LTC Bullet: Idaho Decision Draws Attention to Estate Recovery

Monday September 28, 1998


Federal law (OBRA '93) requires states to implement estate recovery programs to recoup Medicaid monies spent on providing long-term care. Many states have failed, however, to create viable programs capable of recovering meaningful amounts of money.

The absence of a genuine estate recovery risk enables widespread denial of the need for LTC insurance. Why worry about LTC if Medicaid will pay for your care after the insurable event occurs?

Even in states that do enforce estate recovery, Medicaid planning attorneys are equally as adept
at helping clients avoid estate recovery as they are at obtaining Medicaid eligibility in the first place. The "Marriage Settlement Agreement" (described below) is characteristic of such Medicaid planning handiwork.

One issue frequently litigated is whether or not states can recover Medicaid monies from the estates of Medicaid recipients' spouses. The Idaho Supreme Court recently ruled that the state may recover from the estate of a Medicaid recipient's spouse after already receiving the balance of the Medicaid recipient's estate.

The Idaho Supreme Court decision may persuade other states to take a similar position on the scope of estate recovery and efforts to evade it. Details of the Idaho decision are presented below:

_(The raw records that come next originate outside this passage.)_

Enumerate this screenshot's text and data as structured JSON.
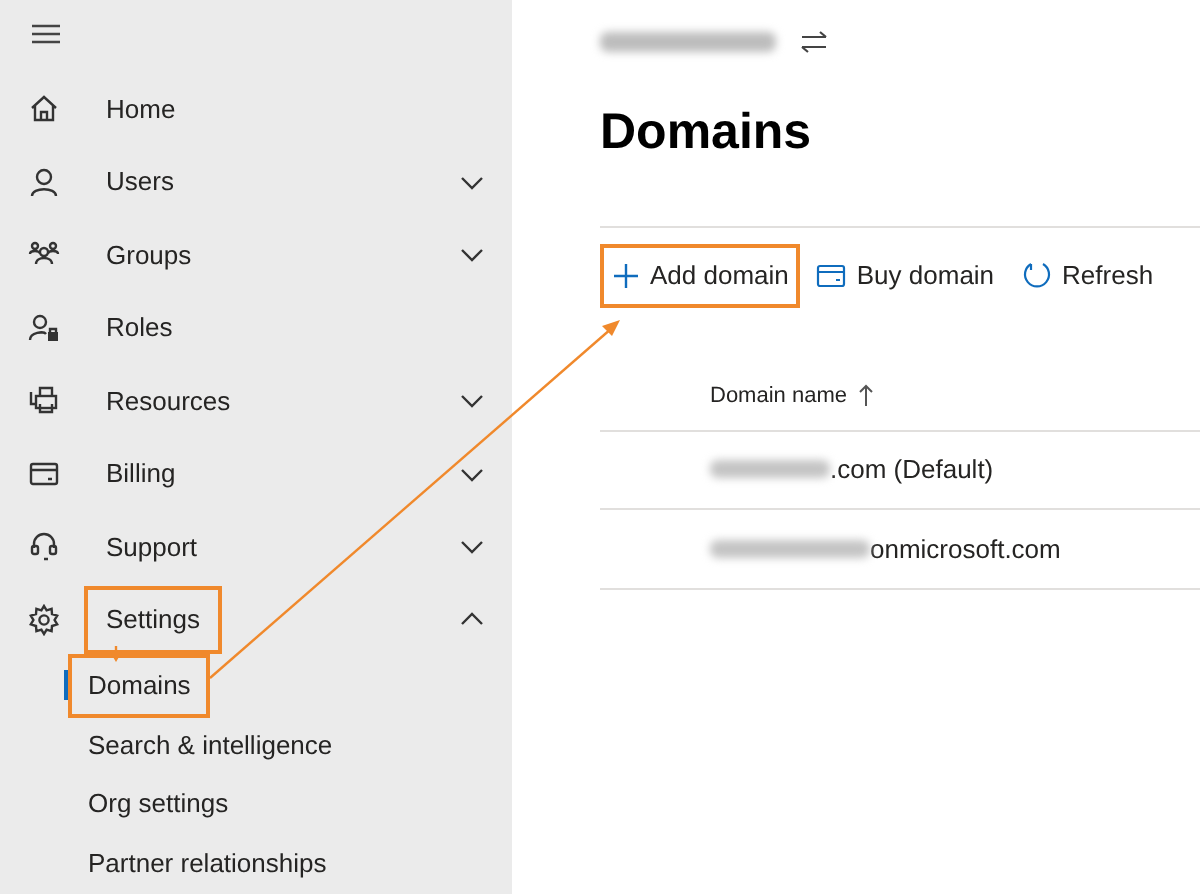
{
  "sidebar": {
    "items": [
      {
        "label": "Home",
        "highlighted": false
      },
      {
        "label": "Users",
        "expanded": false,
        "highlighted": false
      },
      {
        "label": "Groups",
        "expanded": false,
        "highlighted": false
      },
      {
        "label": "Roles",
        "highlighted": false
      },
      {
        "label": "Resources",
        "expanded": false,
        "highlighted": false
      },
      {
        "label": "Billing",
        "expanded": false,
        "highlighted": false
      },
      {
        "label": "Support",
        "expanded": false,
        "highlighted": false
      },
      {
        "label": "Settings",
        "expanded": true,
        "highlighted": true,
        "children": [
          {
            "label": "Domains",
            "selected": true,
            "highlighted": true
          },
          {
            "label": "Search & intelligence",
            "selected": false,
            "highlighted": false
          },
          {
            "label": "Org settings",
            "selected": false,
            "highlighted": false
          },
          {
            "label": "Partner relationships",
            "selected": false,
            "highlighted": false
          }
        ]
      }
    ]
  },
  "page": {
    "title": "Domains"
  },
  "toolbar": [
    {
      "label": "Add domain",
      "highlighted": true
    },
    {
      "label": "Buy domain",
      "highlighted": false
    },
    {
      "label": "Refresh",
      "highlighted": false
    }
  ],
  "table": {
    "columns": [
      {
        "label": "Domain name",
        "sorted": true
      }
    ],
    "rows": [
      {
        "domain": ".com (Default)"
      },
      {
        "domain": "onmicrosoft.com"
      }
    ]
  }
}
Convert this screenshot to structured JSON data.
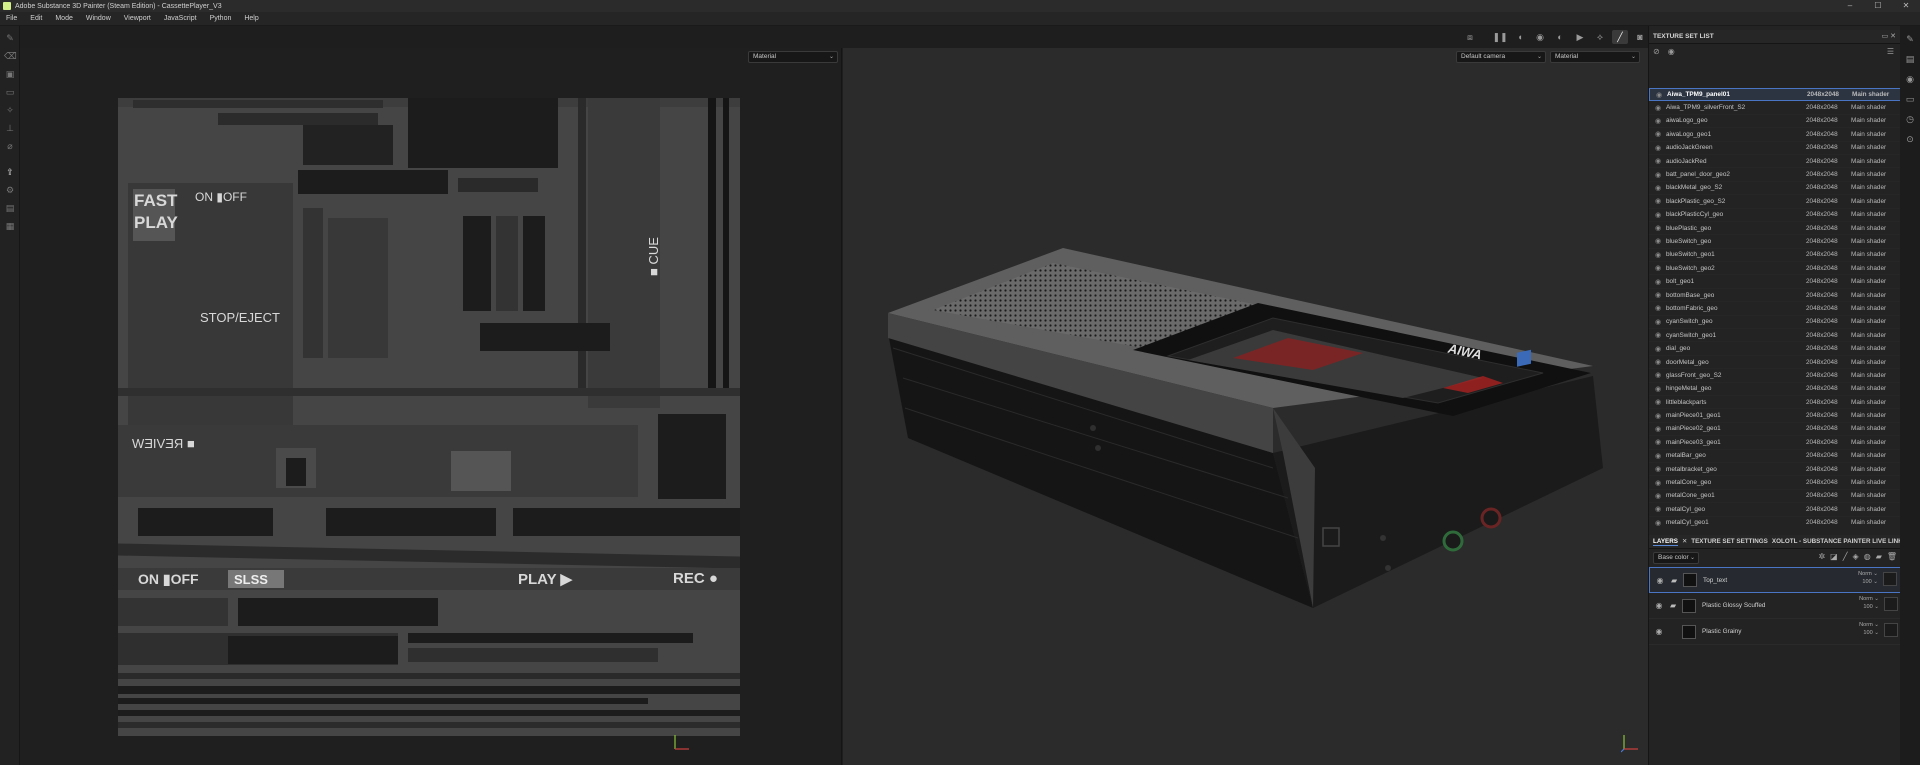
{
  "window": {
    "title": "Adobe Substance 3D Painter (Steam Edition) - CassettePlayer_V3",
    "controls": [
      "–",
      "☐",
      "✕"
    ]
  },
  "menu": [
    "File",
    "Edit",
    "Mode",
    "Window",
    "Viewport",
    "JavaScript",
    "Python",
    "Help"
  ],
  "viewport2d": {
    "channel_dropdown": "Material"
  },
  "viewport3d": {
    "camera_dropdown": "Default camera",
    "channel_dropdown": "Material"
  },
  "uv_labels": {
    "fast": "FAST",
    "play": "PLAY",
    "onoff": "ON ▮OFF",
    "stop_eject": "STOP/EJECT",
    "cue": "■ CUE",
    "review": "■ REVIEW",
    "onoff2": "ON ▮OFF",
    "slss": "SLSS",
    "play2": "PLAY ▶",
    "rec": "REC ●"
  },
  "device_label": "AIWA",
  "texture_set_list": {
    "title": "TEXTURE SET LIST",
    "rows": [
      {
        "name": "Aiwa_TPM9_panel01",
        "res": "2048x2048",
        "shader": "Main shader",
        "selected": true
      },
      {
        "name": "Aiwa_TPM9_silverFront_S2",
        "res": "2048x2048",
        "shader": "Main shader"
      },
      {
        "name": "aiwaLogo_geo",
        "res": "2048x2048",
        "shader": "Main shader"
      },
      {
        "name": "aiwaLogo_geo1",
        "res": "2048x2048",
        "shader": "Main shader"
      },
      {
        "name": "audioJackGreen",
        "res": "2048x2048",
        "shader": "Main shader"
      },
      {
        "name": "audioJackRed",
        "res": "2048x2048",
        "shader": "Main shader"
      },
      {
        "name": "batt_panel_door_geo2",
        "res": "2048x2048",
        "shader": "Main shader"
      },
      {
        "name": "blackMetal_geo_S2",
        "res": "2048x2048",
        "shader": "Main shader"
      },
      {
        "name": "blackPlastic_geo_S2",
        "res": "2048x2048",
        "shader": "Main shader"
      },
      {
        "name": "blackPlasticCyl_geo",
        "res": "2048x2048",
        "shader": "Main shader"
      },
      {
        "name": "bluePlastic_geo",
        "res": "2048x2048",
        "shader": "Main shader"
      },
      {
        "name": "blueSwitch_geo",
        "res": "2048x2048",
        "shader": "Main shader"
      },
      {
        "name": "blueSwitch_geo1",
        "res": "2048x2048",
        "shader": "Main shader"
      },
      {
        "name": "blueSwitch_geo2",
        "res": "2048x2048",
        "shader": "Main shader"
      },
      {
        "name": "bolt_geo1",
        "res": "2048x2048",
        "shader": "Main shader"
      },
      {
        "name": "bottomBase_geo",
        "res": "2048x2048",
        "shader": "Main shader"
      },
      {
        "name": "bottomFabric_geo",
        "res": "2048x2048",
        "shader": "Main shader"
      },
      {
        "name": "cyanSwitch_geo",
        "res": "2048x2048",
        "shader": "Main shader"
      },
      {
        "name": "cyanSwitch_geo1",
        "res": "2048x2048",
        "shader": "Main shader"
      },
      {
        "name": "dial_geo",
        "res": "2048x2048",
        "shader": "Main shader"
      },
      {
        "name": "doorMetal_geo",
        "res": "2048x2048",
        "shader": "Main shader"
      },
      {
        "name": "glassFront_geo_S2",
        "res": "2048x2048",
        "shader": "Main shader"
      },
      {
        "name": "hingeMetal_geo",
        "res": "2048x2048",
        "shader": "Main shader"
      },
      {
        "name": "littleblackparts",
        "res": "2048x2048",
        "shader": "Main shader"
      },
      {
        "name": "mainPiece01_geo1",
        "res": "2048x2048",
        "shader": "Main shader"
      },
      {
        "name": "mainPiece02_geo1",
        "res": "2048x2048",
        "shader": "Main shader"
      },
      {
        "name": "mainPiece03_geo1",
        "res": "2048x2048",
        "shader": "Main shader"
      },
      {
        "name": "metalBar_geo",
        "res": "2048x2048",
        "shader": "Main shader"
      },
      {
        "name": "metalbracket_geo",
        "res": "2048x2048",
        "shader": "Main shader"
      },
      {
        "name": "metalCone_geo",
        "res": "2048x2048",
        "shader": "Main shader"
      },
      {
        "name": "metalCone_geo1",
        "res": "2048x2048",
        "shader": "Main shader"
      },
      {
        "name": "metalCyl_geo",
        "res": "2048x2048",
        "shader": "Main shader"
      },
      {
        "name": "metalCyl_geo1",
        "res": "2048x2048",
        "shader": "Main shader"
      }
    ]
  },
  "layers_panel": {
    "tabs": [
      "LAYERS",
      "✕",
      "TEXTURE SET SETTINGS",
      "XOLOTL - SUBSTANCE PAINTER LIVE LINK"
    ],
    "channel_dropdown": "Base color",
    "layers": [
      {
        "name": "Top_text",
        "blend": "Norm",
        "opacity": "100",
        "selected": true,
        "folder": true
      },
      {
        "name": "Plastic Glossy Scuffed",
        "blend": "Norm",
        "opacity": "100",
        "folder": true
      },
      {
        "name": "Plastic Grainy",
        "blend": "Norm",
        "opacity": "100",
        "folder": false
      }
    ]
  }
}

In Estate of Knudson v. Jackson (Idaho Sup. Ct., No. 23928, 1998 Ida. Lexis 70, June 16, 1998),
Barbara Jackman (the Knudsons' niece, guardian of Mrs. Knudson and holder of a durable power of attorney for Mr. Knudson) executed a "Marriage Settlement Agreement" transferring most of the couple's community property into Mr. Knudson's separate property before Mrs. Knudson began receiving medical assistance which totaled $41,600 at her death.

After paying expenses and legal fees, Barbara Jackman delivered the balance of Mrs. Knudson's
estate to the Idaho Dept. of Health and Welfare: $1,638. Upon Mr. Knudson's subsequent death,
the Department sought to recover the remaining balance of Mrs. Knudson's Medicaid payments
from Mr. Knudson's estate.

At issue was the proper interpretation of an Idaho statute providing that medical assistance "paid on behalf of an individual who was fifty-five (55) years of age or older when the individual received such assistance may be recovered from the estate, or if there be no estate the estate of the surviving spouse, if any, shall be charged for such aid paid to either or both...." (Idaho Code Sec. 56-218(1))

In upholding the Department's claim, The Idaho Supreme Court ruled that disallowing recovery
from Mr. Knudson's estate because the Department had received the balance of Mrs. Knudson's
estate "would mean that if the estate of a spouse who received Medicaid assistance had even one
cent, or a toothbrush, the Department could collect nothing from the estate of the surviving

The court also held that Idaho's recovery statute does not violate federal law since the federal law's definition of recoverable assets includes those a person is entitled to receive but disavows. The court found the Knudsons' "Marriage Settlement Agreement" to be such a disavowal.

Source: "State May Recover From the Estates of Both Spouses," The Elder Law Report, Vol. X, Nos. 1/2, September 1998. Call (800) 562-1973 for subscription information.